Vizio works on making its 4K TVs even better in 2019


While many other manufacturers chase new technology with 8K and HDMI 2.1, Vizio is enhancing its 4K TV lineup, starting from the lower-priced V series all the way up to its top-of-the-line P-Series Quantum X. The V series steps in where Vizio's E line of TVs used to reside, with smart TV features, Dolby Vision HDR and up to 16 zones of local dimming, with models ranging from 40- to 75-inches. The number of dimming zones and peak brightness -- crucial for precise backlighting with proper contrast and vivid colors -- goes up as you proceed across the lines and increase the prices. This year's M-Series features up to 90 zones (double that of last year's M-Series) and 600 nits of peak brightness, while also adding the "quantum color" technology previously reserved for the higher-end P-Series, all in sizes between 43- and 65-inches. Speaking of the P-Series Quantum lineup, that covers 65- and 75-inch TVs (plus an 85-inch prototype that the company wouldn't commit to) with up to 480 local dimming zones, while the P-Series Quantum X feature the highest brightness rating of the group with "UltraBright 2900" that Vizio claims elevates Dolby Vision to a new level, plus a slick bezel-less design.

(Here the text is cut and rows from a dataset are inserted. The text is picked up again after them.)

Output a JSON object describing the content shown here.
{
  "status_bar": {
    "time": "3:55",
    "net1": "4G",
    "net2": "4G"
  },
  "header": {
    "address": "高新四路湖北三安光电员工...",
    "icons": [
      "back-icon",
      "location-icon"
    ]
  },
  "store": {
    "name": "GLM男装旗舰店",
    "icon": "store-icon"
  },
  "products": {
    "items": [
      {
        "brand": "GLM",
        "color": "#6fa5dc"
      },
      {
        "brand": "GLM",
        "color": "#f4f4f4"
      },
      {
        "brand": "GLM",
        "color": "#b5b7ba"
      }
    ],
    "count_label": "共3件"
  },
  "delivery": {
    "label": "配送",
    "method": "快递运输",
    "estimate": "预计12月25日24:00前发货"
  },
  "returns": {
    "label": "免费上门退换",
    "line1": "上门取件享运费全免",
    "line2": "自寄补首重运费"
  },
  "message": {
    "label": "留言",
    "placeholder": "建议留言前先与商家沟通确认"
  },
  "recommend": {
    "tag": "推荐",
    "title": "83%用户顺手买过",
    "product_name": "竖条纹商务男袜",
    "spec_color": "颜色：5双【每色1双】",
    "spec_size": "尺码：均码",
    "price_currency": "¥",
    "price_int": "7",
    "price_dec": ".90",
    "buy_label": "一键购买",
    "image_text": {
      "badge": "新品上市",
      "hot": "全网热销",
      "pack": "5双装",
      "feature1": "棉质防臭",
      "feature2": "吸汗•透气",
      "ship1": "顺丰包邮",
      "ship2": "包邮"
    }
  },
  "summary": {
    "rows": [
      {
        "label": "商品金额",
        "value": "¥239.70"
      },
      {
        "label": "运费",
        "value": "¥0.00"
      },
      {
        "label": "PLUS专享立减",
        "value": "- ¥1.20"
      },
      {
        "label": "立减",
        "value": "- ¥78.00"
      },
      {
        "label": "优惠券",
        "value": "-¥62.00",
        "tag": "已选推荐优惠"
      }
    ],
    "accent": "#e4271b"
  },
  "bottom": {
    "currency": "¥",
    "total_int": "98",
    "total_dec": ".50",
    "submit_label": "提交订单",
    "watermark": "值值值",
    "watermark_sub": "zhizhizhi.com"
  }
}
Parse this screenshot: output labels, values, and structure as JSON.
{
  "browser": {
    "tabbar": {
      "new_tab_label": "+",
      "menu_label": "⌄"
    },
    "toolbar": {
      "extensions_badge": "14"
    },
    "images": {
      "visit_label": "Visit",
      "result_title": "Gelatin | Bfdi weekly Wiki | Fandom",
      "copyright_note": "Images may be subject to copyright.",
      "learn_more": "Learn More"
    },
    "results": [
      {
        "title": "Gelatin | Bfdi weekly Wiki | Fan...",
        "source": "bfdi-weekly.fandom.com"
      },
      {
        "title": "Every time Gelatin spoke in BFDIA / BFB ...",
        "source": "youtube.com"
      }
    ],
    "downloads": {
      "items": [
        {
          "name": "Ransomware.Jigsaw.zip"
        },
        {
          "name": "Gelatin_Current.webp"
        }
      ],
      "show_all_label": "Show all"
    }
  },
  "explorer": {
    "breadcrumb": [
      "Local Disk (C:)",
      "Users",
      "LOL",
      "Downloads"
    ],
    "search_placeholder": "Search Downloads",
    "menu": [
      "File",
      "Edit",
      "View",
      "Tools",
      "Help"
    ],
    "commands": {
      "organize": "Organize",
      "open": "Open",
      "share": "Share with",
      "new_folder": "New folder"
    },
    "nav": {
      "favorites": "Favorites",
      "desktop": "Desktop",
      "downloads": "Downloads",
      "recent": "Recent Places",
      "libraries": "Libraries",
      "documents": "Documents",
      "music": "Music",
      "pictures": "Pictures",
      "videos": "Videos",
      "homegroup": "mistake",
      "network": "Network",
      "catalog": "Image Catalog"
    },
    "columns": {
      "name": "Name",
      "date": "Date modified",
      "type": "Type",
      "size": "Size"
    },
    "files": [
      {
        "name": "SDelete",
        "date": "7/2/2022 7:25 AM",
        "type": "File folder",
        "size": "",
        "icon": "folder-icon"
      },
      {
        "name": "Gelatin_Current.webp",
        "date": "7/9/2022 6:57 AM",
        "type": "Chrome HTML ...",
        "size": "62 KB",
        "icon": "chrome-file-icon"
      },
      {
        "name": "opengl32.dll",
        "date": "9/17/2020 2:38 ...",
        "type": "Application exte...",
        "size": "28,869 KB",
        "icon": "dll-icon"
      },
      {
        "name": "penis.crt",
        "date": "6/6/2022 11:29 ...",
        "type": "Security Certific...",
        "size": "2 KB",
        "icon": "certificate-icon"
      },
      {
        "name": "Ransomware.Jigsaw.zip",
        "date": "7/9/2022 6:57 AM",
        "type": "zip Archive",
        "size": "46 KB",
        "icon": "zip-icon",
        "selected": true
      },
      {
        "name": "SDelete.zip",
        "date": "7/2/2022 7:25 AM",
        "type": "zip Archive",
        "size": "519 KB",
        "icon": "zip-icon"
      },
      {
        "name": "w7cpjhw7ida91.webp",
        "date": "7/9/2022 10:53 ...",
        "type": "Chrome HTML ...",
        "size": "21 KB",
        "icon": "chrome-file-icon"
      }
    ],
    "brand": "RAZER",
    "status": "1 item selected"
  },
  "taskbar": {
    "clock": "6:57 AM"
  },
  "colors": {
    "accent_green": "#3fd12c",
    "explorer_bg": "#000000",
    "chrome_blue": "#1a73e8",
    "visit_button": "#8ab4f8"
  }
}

Like the E, M, and P Series, Vizio's D Series is another updated-every-year set. This backlight array, usually reserved for much pricier sets, gives those particular D Series sets a boost in terms of picture quality. The design, menus, and remote are dressed down a bit compared to Vizio's 2017 E Series, which uses a "Smart Cast" system that requires a second screen and Google Cast to operate the TV's menus and smart system. Though we'll be reviewing the 65-inch model, and expect better performance there, the 55-inch had issues.



Vizio has been carving out a niche over the last few years via TVs that deliver the hottest new TV tech for affordable prices. So far this year, we've had almost nothing but good things to say about Vizio's 2017 E Series and 2017 M Series, so our expectations for top-end P Series (available at Amazon) were pretty high. Vizio's top-of-the-line 2017 option not only meets (and maybe exceeds) our expectations, it manages to do so at prices that still feel friendly. With the 55-inch P Series available for under $1,000, it's a great option if you want a knockout 4K/HDR but don't want to pay for extras you don't need. The P Series does have a few drawbacks, but dollar-for-dollar there's no arguing the value here.

Peacock will stream on LG and Vizio TVs at launch


NBCUniversal is quickly expanding the range of devices you can use to stream its Peacock service. Both LG Smart TVs and Vizio SmartCast sets will support Peacock when it reaches wider availability on July 15th, including the free, $5 Premium and $10 ad-free Premium tiers. The media giant didn't name specific models, but offerings like this aren't usually dependent on having the absolute latest set. Between this expansion as well as promises of support for Apple devices, Google hardware and Xbox consoles, NBCU is following a familiar strategy. It needs Peacock to be available on as many platforms as possible if it's going to compete with other services, particularly from studio-specific offerings like CBS All Access and HBO Max.